Whilst anchoring vessel; unable to proceed due to thick fog, on running into the anchorage an echo was seen on the 3M range on the radar. The echo was seen to be tracking clear of the vessel, but would pass close. We had a patrol boat ahead of us and this was dispatched to see what the echo was and advise them of our intention to anchor. The patrol boat found the echo to be a yacht. It had a chart plotter, but no radar. The person in charge of the yacht was happy that he knew where he was in the fog and therefore OK. He was happy crossing a busy waterway/port approach. He obviously thought that everyone was going to keep out of his way.

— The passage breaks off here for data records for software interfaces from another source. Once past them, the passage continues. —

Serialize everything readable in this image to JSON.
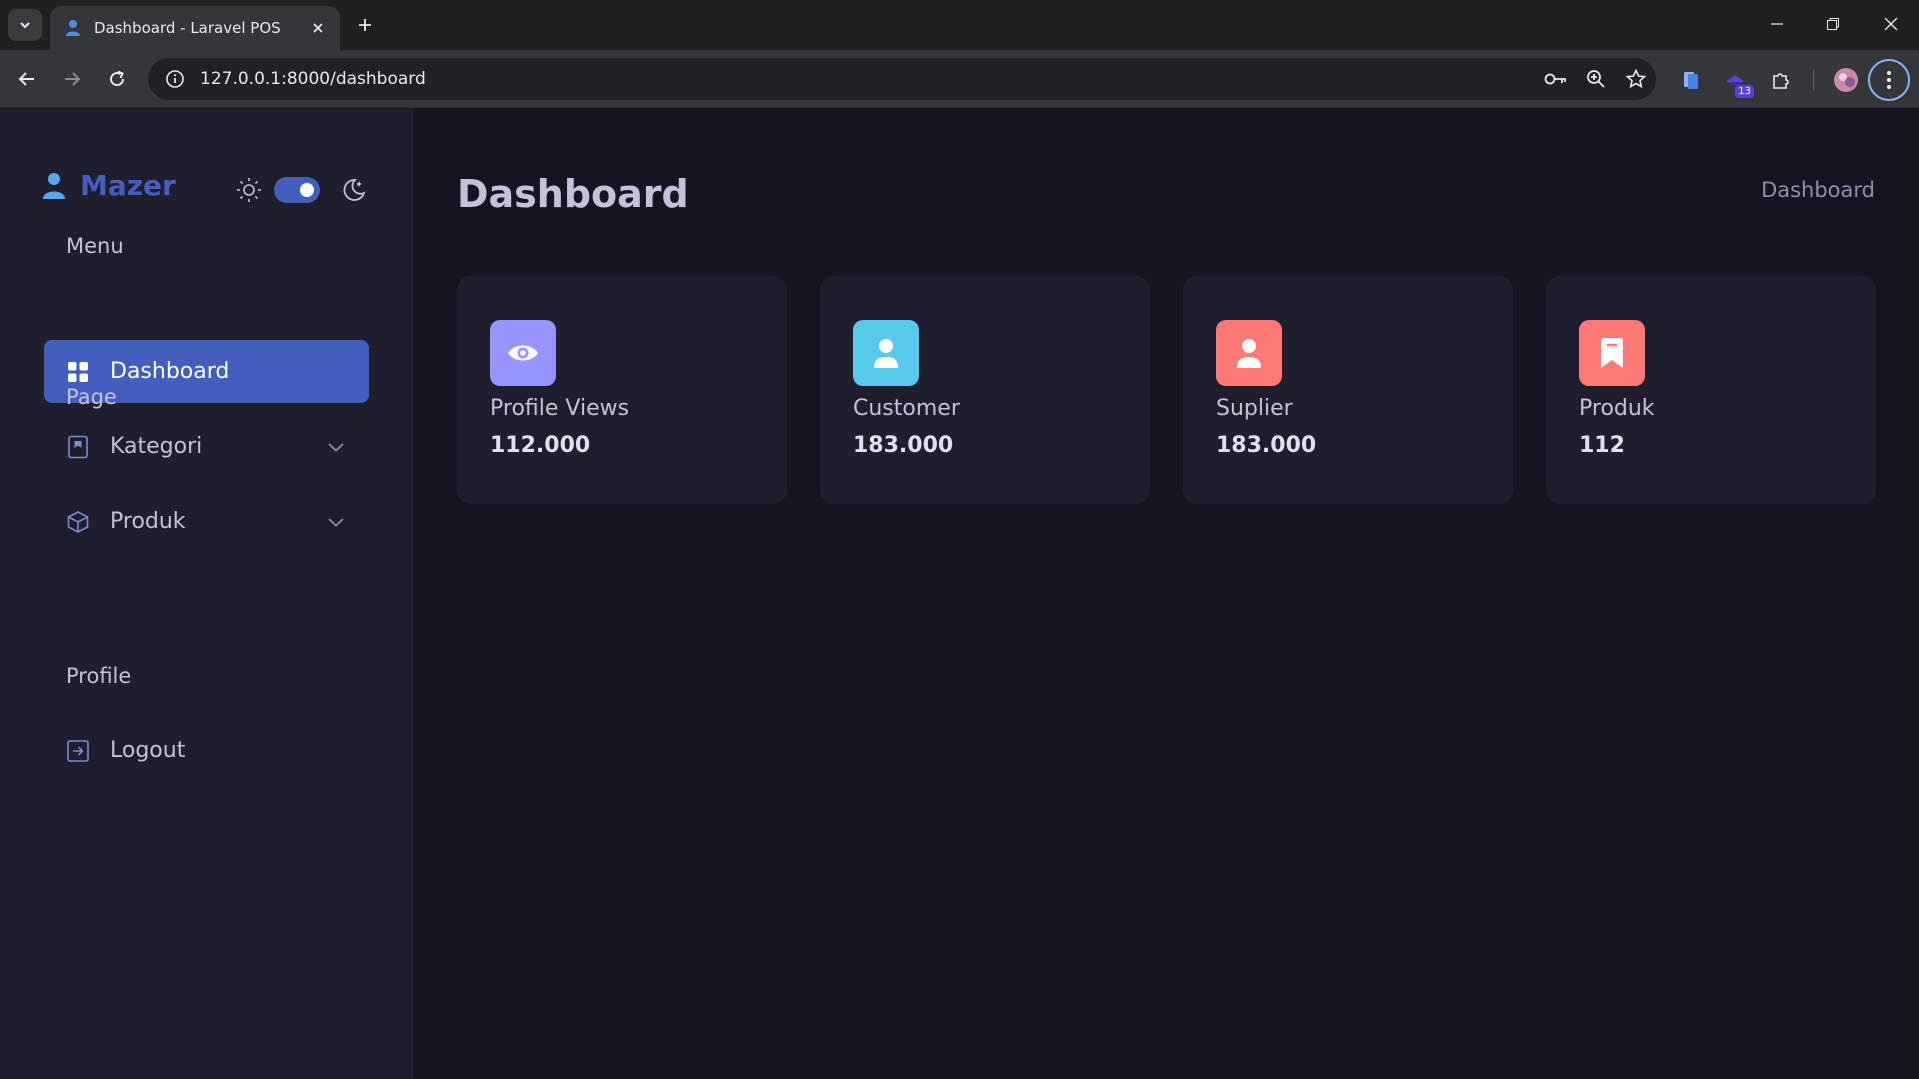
{
  "browser": {
    "tab_title": "Dashboard - Laravel POS",
    "url": "127.0.0.1:8000/dashboard",
    "extension_badge": "13"
  },
  "sidebar": {
    "brand": "Mazer",
    "sections": {
      "menu": "Menu",
      "page": "Page",
      "profile": "Profile"
    },
    "items": {
      "dashboard": "Dashboard",
      "kategori": "Kategori",
      "produk": "Produk",
      "logout": "Logout"
    }
  },
  "main": {
    "title": "Dashboard",
    "breadcrumb": "Dashboard",
    "cards": [
      {
        "label": "Profile Views",
        "value": "112.000",
        "icon": "eye-icon",
        "color": "#9694ff"
      },
      {
        "label": "Customer",
        "value": "183.000",
        "icon": "person-icon",
        "color": "#57caeb"
      },
      {
        "label": "Suplier",
        "value": "183.000",
        "icon": "person-icon",
        "color": "#ff7976"
      },
      {
        "label": "Produk",
        "value": "112",
        "icon": "bookmark-icon",
        "color": "#ff7976"
      }
    ]
  },
  "colors": {
    "accent": "#435ebe",
    "sidebar_bg": "#1e1e2d",
    "page_bg": "#151521"
  }
}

The worry is how many yachtsmen have this attitude?
Restricted visibility may be encountered at any stage of a voyage and all mariners must be prepared to take appropriate measures based on their particular circumstances and their assessment of the risks involved.
It is not clear from the details of this report, but there would be scope to criticise an individual who chose to leave port under these conditions, in this location, without radar.
The Maritime Advisory Board believes Rule 19 is most effective where both vessels are radar equipped. Radar equipped craft need to bear in mind that other vessels may not be; particularly in areas frequented by leisure sailors, and navigate accordingly.
Sound signals should be used.